Recent news reports from Australia indicate that Energy Australia will be deploying “smart” metering device which use WiFi communications to collect consumer energy consumption statistics.
Now, this is not to single out this particular company, but the opportunity presents itself for commentary.
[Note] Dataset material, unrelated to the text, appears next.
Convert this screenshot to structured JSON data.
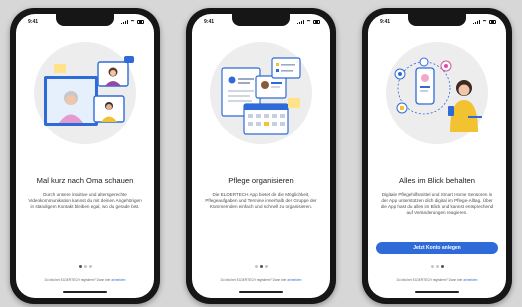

There are energy companies in the United States and elsewhere which are making similar business decisions regarding their service infrastructure, and it is somewhat troubling.
According to an article in itWorldCanada, “…The system will transmit power usage and maintenance data from two million digital smart meters across the states of New South Wales and Queensland to a central database over a Wi-Fi and fiber-optic network.”
Notwithstanding the business issues involved, or second-guessing Energy Australia’s assessment of the cost-benefit analysis of this decision, it nonetheless raise some serious security questions with regards to the possibility of denial-of-service attacks, or complete compromise of an associated system (it does happen, and has been documented on several occasions) .
The “Air Gap” principle exists for a reason — real security segmentation. Without proper segmentation, you basically begin to add risk — the security posture of unauthorized access or other cyber shenanigans – enormously. I cannot stress this issue enough.
When you cut corners in the name of cost savings, you will inevitably be victimized by the fickle finger of fate, as the saying goes.
I’m a little unnerved to realize that the systems which deliver my electricity, gas, water, and other basic services are making some very risky decisions when it comes to their infrastructure.
You should probably be worried too. Maybe a little bit. Maybe a lot.
“Fergie”, a.k.a. Paul Ferguson
Internet Security Intelligence
Advanced Threats Research